Menus and backgrounds are saturated in the official burnt-savanna oranges and yellows of this year’s competition, and the radio playlist breezes smooth Reggae, African Dub and Bossa Nova.
Pared back by the World Cup format, gone are the club teams, league and cup competitions of regular Fifa titles. Instead, the default play setting is to take one of the thirty two qualified teams through the seven games required to lift sporting’s greatest trophy.
Additional modes let you play through the entire qualifying campaign, or re-enact classic scenarios in the Story of Qualifying. For the more egocentric, Fifa’s Be a Pro returns as Captain your Country, which sees you start off as a second-stringer, playing to secure a first-team call up and ultimately fight for the captain’s armband and the World Cup itself.
While bolstering variety and longevity, these additional modes fail to lessen a pervading feeling that this is Fifa-lite; and a little rushed too.
The news feeds, supposed to heighten realism during tournament play, are woefully generic. Pure Lingua Franca: you’ll cringe at such feeds as “Xavi banned for next match Spain play in this tournament.”
Come on ref, he just likes eating grass!
Commentary for our times
J'ai une grande mohawk!
Considering my local train station can string a fairly believable automated schedule in real-time, I’m surprised EA has made such a hash of this text-based equivalent.
Commentary fares little better. Although doing a decent job of mixing things up, and even occasionally acting as tourist board for South Africa, it feels too bipartisan, too unrealistic.

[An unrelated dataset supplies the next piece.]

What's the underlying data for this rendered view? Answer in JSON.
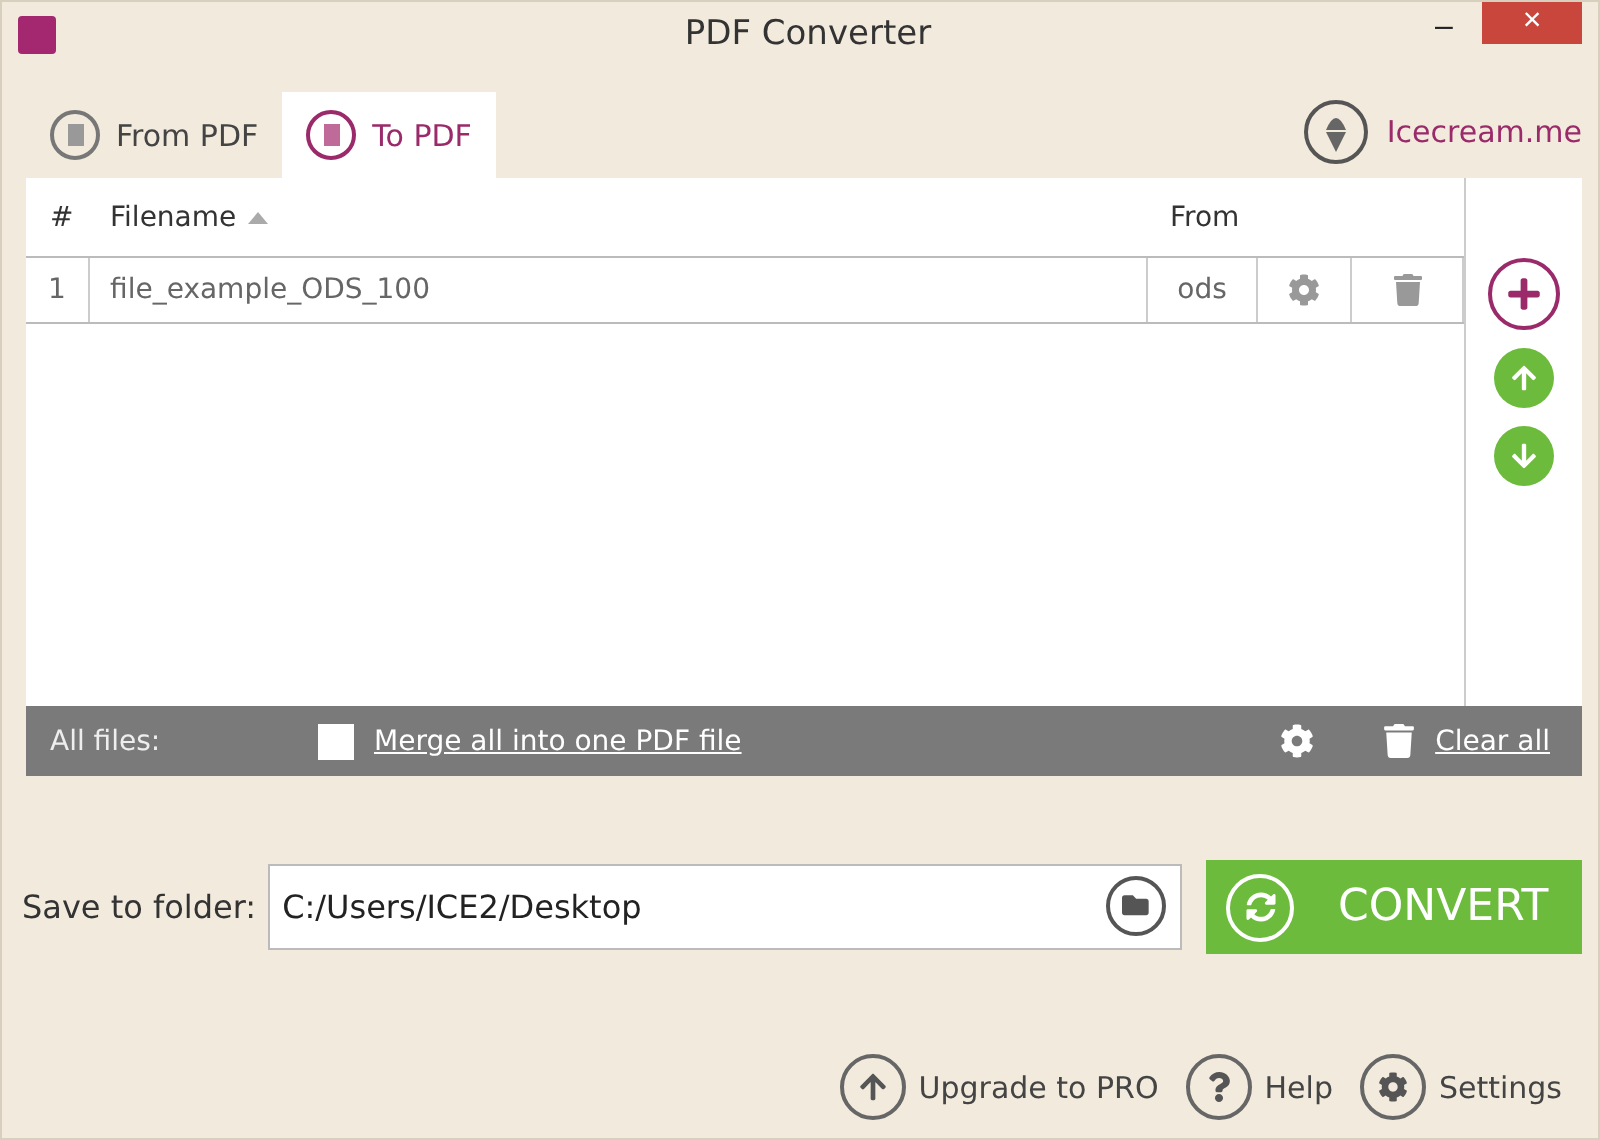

It’s a natural fit for regular Fifa titles, where the myriad of teams and competitions doesn’t allow for favouritism. But this is the World Cup, damn it! And I was hoping for a little patriotic fervour from messers Tyldesley and Townsend when covering England games, especially when I ended almost 45-years of hurt by thrashing Germany 6-0 in the final.
Off-pitch animations are also poor. This wouldn’t normally be a problem, but for the amount of times the game cuts to them. Although it’s initially a nice touch to see Signor Cappello in the technical area, rubbing his face as he ruminates play, the novelty soon wears off, as the same few animations are repeated ad nauseum.

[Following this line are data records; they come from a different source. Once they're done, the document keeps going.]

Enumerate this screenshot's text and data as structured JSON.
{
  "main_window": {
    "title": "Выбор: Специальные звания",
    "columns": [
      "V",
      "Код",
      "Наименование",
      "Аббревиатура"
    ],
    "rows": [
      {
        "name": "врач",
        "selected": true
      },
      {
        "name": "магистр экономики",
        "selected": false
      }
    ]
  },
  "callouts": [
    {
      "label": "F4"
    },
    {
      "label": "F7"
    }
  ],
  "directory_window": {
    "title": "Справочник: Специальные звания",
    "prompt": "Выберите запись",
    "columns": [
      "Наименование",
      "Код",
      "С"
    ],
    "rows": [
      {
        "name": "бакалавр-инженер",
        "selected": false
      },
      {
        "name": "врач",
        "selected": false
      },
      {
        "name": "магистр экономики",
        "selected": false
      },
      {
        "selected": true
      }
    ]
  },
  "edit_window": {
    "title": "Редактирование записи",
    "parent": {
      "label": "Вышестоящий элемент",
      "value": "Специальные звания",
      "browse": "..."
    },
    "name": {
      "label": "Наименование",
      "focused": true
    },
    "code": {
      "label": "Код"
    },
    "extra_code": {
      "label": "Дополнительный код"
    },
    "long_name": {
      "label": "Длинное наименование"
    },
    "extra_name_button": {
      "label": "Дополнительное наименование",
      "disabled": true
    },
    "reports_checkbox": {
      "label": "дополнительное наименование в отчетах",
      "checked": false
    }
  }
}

Birds get to watch for free from here
Worse still are the crowd animations
Worse still are the crowd animations. EA has reduced football fans the world over to little more than gawping, guppy-mouthed bags of flesh, prone to raving incessantly in invisible custard. OK, so perhaps that’s not too far removed from the typical England fan.
Looks like a bad kick off
The only substantial addition to the Fifa experience is an optional, simplified two-button control setting. EA obviously hopes World Cup hysteria will entice non-gamers to pick up a control pad during half-time intervals, and perhaps even see your granny on the score sheet. But in practice this functionality is broken, as the computer-assisted passing rarely agrees with your intention.
Of course, most of these criticisms can be levelled at the entire Fifa series. EA has always been comfortable with charging top-dollar for minor improvements in annual iterations. But 2010 Fifa World Cup South Africa feels like a rip-off too far, especially given Fifa 11 will be released within six months. And while it won’t be the only rip-off we’ll see branded in official World Cup colours this year, it’s one I can’t recommend at the premium price point.